• **Data records**:
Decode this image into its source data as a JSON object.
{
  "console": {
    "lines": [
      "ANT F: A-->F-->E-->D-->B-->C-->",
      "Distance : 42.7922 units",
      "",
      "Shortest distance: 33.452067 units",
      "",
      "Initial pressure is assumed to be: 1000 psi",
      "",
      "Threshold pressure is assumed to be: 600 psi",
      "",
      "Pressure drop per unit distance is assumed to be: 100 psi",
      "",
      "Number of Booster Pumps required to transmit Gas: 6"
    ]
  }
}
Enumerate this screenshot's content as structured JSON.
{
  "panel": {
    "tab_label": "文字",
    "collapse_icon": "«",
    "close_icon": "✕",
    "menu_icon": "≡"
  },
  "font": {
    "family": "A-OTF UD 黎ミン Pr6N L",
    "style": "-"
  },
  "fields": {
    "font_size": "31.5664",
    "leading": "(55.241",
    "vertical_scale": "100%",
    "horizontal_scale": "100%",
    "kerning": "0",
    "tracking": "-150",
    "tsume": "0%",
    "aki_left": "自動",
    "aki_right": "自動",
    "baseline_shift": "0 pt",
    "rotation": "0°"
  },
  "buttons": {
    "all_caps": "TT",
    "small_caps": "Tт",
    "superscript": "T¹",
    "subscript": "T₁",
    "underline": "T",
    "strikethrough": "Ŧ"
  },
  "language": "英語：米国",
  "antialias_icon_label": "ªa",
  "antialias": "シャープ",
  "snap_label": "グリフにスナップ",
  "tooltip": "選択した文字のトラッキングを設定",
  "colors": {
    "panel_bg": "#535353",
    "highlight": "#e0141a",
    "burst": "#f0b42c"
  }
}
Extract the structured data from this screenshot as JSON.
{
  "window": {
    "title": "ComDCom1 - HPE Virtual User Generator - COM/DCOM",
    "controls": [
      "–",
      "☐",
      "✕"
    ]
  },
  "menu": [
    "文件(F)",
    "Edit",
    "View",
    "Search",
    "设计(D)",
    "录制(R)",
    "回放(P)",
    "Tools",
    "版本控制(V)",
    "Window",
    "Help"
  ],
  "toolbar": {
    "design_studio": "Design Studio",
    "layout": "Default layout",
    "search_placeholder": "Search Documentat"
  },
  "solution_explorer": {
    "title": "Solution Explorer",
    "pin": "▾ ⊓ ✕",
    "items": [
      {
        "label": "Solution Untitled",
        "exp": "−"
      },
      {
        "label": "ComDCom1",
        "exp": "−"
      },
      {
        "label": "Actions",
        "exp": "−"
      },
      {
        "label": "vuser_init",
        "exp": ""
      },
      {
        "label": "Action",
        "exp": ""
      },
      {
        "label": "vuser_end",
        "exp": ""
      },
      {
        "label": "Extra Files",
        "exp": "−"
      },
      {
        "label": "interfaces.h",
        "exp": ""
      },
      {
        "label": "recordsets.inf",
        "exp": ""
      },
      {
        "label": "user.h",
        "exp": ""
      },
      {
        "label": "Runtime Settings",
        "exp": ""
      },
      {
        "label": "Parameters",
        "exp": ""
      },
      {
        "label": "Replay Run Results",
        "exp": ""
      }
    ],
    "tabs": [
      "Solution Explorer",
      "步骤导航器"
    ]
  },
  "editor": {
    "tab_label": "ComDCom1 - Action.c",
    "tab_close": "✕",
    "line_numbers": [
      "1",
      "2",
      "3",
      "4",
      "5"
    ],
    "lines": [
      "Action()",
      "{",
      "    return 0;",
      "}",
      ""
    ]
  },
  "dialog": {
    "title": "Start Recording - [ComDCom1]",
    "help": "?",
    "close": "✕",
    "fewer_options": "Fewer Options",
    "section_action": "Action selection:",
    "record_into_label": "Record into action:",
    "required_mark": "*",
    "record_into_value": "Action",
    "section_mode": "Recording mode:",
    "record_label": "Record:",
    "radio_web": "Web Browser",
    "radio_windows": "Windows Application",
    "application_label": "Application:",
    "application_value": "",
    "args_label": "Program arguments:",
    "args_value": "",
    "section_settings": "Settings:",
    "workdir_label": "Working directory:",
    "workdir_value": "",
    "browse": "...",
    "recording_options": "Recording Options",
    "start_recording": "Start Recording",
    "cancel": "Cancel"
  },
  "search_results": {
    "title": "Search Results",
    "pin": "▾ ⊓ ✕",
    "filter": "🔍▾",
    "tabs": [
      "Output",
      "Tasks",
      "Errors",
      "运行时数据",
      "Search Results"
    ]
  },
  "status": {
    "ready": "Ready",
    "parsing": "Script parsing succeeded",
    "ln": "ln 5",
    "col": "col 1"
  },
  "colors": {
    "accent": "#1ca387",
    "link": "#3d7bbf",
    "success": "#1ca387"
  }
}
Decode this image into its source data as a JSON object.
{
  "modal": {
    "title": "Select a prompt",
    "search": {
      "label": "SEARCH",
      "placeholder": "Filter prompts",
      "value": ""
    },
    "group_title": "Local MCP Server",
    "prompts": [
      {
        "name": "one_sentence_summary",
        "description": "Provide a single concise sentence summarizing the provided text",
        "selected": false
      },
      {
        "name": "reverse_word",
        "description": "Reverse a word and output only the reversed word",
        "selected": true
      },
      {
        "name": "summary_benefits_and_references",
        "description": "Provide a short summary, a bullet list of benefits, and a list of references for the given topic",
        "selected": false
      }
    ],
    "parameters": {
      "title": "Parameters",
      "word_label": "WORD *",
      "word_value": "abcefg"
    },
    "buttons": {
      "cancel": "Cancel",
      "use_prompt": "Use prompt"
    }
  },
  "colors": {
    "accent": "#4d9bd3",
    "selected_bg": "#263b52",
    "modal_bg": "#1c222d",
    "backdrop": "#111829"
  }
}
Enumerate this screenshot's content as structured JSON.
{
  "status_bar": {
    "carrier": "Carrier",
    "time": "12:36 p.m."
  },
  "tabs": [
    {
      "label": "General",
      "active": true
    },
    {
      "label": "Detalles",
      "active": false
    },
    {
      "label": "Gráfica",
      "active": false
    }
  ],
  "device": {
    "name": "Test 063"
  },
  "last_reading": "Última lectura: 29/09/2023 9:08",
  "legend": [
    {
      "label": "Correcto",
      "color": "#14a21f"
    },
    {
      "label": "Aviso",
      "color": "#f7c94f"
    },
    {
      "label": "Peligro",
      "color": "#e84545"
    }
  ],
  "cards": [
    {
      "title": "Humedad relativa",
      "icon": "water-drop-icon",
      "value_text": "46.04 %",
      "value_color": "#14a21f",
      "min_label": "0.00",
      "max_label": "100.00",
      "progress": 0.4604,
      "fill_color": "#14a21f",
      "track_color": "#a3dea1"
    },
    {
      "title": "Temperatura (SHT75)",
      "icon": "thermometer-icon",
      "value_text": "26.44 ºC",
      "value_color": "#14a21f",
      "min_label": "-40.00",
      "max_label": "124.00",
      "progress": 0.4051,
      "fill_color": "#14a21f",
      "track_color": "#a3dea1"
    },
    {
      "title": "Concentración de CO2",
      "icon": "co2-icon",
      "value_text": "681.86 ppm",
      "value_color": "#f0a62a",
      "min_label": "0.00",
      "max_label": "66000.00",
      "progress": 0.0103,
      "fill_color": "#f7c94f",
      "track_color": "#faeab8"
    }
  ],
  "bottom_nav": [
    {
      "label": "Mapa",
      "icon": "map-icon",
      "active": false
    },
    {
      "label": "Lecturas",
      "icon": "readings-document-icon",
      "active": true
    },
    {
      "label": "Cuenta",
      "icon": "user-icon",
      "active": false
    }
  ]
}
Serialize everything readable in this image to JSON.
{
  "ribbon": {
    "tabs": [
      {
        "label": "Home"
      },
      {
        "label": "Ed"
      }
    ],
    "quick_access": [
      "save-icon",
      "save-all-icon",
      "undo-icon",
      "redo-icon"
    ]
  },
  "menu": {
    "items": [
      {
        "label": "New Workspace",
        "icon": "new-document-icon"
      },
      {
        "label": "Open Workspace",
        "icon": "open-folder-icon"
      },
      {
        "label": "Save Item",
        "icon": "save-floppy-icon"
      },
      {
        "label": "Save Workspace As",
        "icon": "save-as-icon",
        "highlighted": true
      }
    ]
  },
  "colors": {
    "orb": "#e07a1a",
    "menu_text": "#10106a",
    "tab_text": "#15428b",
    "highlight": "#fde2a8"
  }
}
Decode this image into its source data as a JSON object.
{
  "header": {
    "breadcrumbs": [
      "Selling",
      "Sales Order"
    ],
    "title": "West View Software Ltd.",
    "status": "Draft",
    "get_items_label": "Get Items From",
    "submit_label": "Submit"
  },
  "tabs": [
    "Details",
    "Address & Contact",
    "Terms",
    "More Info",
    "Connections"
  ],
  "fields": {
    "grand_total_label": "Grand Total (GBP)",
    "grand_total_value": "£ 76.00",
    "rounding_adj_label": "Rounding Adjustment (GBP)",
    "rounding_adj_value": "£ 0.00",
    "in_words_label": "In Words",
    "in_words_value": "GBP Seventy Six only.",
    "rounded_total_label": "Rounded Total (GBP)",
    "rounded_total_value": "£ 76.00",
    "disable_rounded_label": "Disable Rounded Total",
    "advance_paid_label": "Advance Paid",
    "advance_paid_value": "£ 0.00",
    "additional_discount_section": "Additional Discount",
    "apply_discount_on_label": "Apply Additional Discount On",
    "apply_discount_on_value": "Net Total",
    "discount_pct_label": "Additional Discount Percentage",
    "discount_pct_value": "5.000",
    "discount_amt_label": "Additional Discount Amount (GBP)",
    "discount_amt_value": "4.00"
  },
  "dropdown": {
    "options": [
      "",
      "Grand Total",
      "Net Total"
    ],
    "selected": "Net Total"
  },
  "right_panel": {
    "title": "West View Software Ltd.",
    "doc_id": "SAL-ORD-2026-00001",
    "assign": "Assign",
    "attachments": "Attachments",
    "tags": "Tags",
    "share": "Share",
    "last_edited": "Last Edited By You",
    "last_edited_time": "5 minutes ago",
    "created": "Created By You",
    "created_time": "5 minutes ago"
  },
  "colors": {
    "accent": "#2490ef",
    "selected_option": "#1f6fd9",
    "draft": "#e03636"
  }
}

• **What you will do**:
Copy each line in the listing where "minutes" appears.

• **Answer space**:
    "last_edited_time": "5 minutes ago",
    "created_time": "5 minutes ago"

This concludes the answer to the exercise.